Living close to the Thames has provided a regular theme for artist, Nicola Duncan. She talks to Elestr Lee about her work which frequently features the beauty of Caversham’s swans.
WHILE SOME artists are perpetually seeking new sources of inspiration, others prefer to return to a favourite subject, allowing them endlessly to re-imagine and revisit the source of their inspiration. Nicola Duncan moved to Caversham 25 years ago, and has long lived close to the Thames. She remains fascinated by the reflection from the sky on to the river, and with the vast array of river birds – but especially the swans.
“I love painting the Caversham swans, they have real personality, as well as being visually striking. I’m also inspired by local landscapes, for example, the bluebell woods at Mapledurham,” she says. Nicola’s works are mostly Caversham-inspired, but she also loves to visit Devon, Cornwall and Pembrokeshire. “I love the light, I love the sea – and I love the ever-changing British weather!”
Originally from Nottinghamshire, she studied graphics and illustration at de Montfort University, Leicester, then completed her teacher training when she subsequently moved to Reading. “I’ve taught at Gillotts School, Henley, for many years,” she says. “I’m always pleased when students continue to develop art as a career.” However, art teaching has had its challenges during the pandemic with students having to photograph their work to show their teachers online. “While I have missed seeing people in person, in many ways, lockdown has made you reach out more online. I’ve taken the opportunity to put together a new website to make my own art more accessible.”
When not teaching art, Nicola works in her studio which nestles in the garden where she lives close to Caversham’s centre. Lockdown offered the chance to experiment with different media. “I’ve decided to focus on my watercolours recently. I’ve been inspired by one of my favourite artists, Paul Talbot-Greaves,” she says. Paul is based in Yorkshire – but during lockdown, he created an online watercolour course, and Nicola was delighted to find out more about his approach to capturing the landscape. “I’m excited to be working in watercolours again after a long period of working in oils. It’s a very different medium, with its own techniques and creative possibilities.”

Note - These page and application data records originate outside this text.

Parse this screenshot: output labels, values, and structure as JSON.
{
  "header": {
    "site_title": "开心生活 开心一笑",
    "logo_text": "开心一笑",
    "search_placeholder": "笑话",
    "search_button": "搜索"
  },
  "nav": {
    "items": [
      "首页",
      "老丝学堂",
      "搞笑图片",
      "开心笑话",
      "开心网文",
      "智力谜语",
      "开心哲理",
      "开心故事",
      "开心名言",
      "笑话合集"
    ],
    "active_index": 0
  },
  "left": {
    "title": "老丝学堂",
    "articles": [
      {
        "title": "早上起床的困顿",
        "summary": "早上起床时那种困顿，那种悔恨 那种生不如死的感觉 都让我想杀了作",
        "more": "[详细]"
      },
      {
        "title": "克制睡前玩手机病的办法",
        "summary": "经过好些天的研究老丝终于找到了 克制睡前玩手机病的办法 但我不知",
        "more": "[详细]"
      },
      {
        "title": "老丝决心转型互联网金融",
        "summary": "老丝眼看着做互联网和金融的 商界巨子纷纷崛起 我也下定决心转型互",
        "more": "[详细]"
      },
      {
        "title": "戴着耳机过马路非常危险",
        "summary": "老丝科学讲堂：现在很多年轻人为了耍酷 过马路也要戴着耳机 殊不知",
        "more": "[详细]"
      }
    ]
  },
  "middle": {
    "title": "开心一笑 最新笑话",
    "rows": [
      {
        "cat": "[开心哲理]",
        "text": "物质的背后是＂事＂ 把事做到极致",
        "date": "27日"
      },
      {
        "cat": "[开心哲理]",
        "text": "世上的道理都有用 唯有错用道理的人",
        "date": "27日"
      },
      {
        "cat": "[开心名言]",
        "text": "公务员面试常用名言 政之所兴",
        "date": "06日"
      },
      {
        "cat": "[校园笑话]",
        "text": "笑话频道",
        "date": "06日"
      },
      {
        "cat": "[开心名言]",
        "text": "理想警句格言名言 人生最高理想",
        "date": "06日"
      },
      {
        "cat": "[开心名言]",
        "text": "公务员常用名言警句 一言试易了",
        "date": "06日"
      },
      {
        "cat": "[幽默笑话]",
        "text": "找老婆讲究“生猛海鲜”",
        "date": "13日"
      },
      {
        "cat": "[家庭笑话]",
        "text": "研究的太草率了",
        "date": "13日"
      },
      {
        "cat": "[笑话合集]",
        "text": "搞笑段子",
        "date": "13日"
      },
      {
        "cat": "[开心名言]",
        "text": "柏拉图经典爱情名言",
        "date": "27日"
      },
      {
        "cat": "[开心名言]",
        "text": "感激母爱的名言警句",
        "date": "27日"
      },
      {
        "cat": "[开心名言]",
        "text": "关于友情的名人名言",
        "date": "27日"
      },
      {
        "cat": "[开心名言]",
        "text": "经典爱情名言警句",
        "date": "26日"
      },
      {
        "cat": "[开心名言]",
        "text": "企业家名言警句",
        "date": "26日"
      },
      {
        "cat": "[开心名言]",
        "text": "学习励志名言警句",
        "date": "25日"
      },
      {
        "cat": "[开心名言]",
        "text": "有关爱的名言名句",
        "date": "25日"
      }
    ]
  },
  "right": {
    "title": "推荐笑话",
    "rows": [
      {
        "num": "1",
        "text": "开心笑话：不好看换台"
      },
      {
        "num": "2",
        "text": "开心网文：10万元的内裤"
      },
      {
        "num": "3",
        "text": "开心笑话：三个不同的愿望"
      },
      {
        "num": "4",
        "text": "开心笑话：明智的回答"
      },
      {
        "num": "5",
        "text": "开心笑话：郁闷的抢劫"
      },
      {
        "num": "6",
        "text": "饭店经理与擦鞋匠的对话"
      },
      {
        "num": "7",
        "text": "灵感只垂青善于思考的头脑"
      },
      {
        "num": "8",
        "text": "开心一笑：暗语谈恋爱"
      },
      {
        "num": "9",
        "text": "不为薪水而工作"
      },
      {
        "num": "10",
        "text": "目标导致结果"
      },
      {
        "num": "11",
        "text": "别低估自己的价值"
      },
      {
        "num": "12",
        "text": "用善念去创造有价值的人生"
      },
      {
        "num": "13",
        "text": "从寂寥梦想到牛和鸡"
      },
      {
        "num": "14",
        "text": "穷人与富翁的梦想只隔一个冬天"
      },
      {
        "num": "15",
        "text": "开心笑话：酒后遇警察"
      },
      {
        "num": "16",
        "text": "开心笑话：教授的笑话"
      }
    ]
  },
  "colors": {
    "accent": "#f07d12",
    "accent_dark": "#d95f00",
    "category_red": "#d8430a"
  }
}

Nicola loves being part of the local art community. “I have taken part in the Caversham Arts Trail many times,” she says. “As well as original paintings, I sell a lot of my cards and prints of my paintings – they make great presents!” Nicola’s work has also been exhibited at the Reading Contemporary Art Fair at Rivermead in previous years, in Windsor, as well as at the Wallingford Gallery.
Last Christmas, she was pleased to be asked by Lesley Banks of Whittington’s Tea Barge to paint her daughter and dog as a surprise gift. “I wanted to capture them in a natural moment on a beach – which was challenging, but great fun!” she recalls.
She is now looking forward to further commissions, as well as opportunities for herself and fellow artists to start showing their work again. In the meantime, she is busy building up a whole new body of work in watercolour, taking inspiration from the local landscape and, of course, the Thames.
A selection of Nicola’s work can be seen on her website: www.nicoladuncan.com